Consent means the consent of the plaintiff. If the plaintiff has consented to the statement being made, then that statement cannot be called defamatory. If the consent is taken fraudulently, then would be considered invalid. It is on the basic idea that a defamatory statement affects the reputation of a person and no person would consent to that. So, if a person is consenting to a statement, that statement cannot be called defamatory.
Defamation as a Crime
Defamation is not only a tort but also an offence as mentioned in the Indian Penal Code, 1860. Section 499 of the IPC defines definition. In tort, only damages are provided to the plaintiff who has suffered an injury to his reputation whereas in criminal defamation, punishments are given to the defendant. Tort law is a major sphere pf civil law and defamation as a tort is a part of civil law but defamation as defined in IPC is a criminal offense. The punishment for defamation is prescribed in section 500 of IPC which provides that a person may be punished for a term not exceeding two years or with fine, or both.
It is a tort that basically damages the reputation of a person. Reputation is a very valuable property of a person as it takes years for a person to build his reputation in the society for which he is proud and is respected by others. So, if a statement has been passed or published against him, it makes other people think ill of him and some people then try to avoid that person depending on the type of statement that is published.

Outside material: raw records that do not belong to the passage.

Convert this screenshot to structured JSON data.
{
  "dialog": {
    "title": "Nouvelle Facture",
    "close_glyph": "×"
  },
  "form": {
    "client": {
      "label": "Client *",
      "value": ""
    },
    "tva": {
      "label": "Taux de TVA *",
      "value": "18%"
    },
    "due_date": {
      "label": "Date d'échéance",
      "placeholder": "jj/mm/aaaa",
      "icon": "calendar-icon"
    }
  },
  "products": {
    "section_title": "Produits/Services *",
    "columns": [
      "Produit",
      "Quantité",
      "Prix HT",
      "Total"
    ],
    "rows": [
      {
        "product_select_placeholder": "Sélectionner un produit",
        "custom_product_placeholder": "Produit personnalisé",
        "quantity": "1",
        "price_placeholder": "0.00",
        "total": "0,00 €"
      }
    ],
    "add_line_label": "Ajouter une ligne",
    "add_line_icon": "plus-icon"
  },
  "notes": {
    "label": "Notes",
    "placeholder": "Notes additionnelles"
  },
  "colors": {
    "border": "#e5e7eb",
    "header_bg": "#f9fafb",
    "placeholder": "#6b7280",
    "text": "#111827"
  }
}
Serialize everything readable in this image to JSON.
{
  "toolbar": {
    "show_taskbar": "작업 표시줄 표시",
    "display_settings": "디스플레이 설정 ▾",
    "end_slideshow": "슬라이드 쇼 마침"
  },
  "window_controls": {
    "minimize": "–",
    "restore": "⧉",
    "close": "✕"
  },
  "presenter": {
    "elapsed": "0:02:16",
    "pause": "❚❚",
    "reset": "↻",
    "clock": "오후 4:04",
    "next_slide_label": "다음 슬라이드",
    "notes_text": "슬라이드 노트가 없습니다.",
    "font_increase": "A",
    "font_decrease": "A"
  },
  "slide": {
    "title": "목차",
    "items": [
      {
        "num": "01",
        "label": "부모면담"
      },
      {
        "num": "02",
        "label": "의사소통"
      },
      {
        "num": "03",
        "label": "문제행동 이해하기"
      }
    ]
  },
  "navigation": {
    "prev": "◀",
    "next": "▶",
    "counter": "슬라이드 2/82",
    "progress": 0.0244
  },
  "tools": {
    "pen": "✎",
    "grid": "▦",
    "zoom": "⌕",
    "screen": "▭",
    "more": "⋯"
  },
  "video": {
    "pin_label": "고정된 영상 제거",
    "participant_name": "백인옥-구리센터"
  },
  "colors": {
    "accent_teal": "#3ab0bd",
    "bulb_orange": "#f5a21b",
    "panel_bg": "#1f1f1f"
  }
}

In the author’s opinion, the damages should be provided to the plaintiff as soon as possible as the plaintiff goes through a lot of damage in a suit for defamation. They are socially affected and sometimes, even financial losses can occur to people because of defamatory statements based on their profession or their means of living.
Author Tanvi Chopra is a second-year law student from Bennett University, Greater Noida. She believes that such socio-legal issues should be handled with utmost care and caution as they are very delicate matters.
 Gregory v. Duke of Brunswick (1843) 6 M&G 205.
Radheshyam Tiwari v. Eknath AIR 1985 BOM 285.
 Berkoff v Burchill (1996)  4 All ER 1008.
 Harsh Mendiratta v. Maharaj Singh AIR 1958 Pat 445.
 DP Chaudhary v. Kumari Manjulata AIR 1997 Raj 170.
 MC Manus v. Beckham (2002) 4 AII ER 497.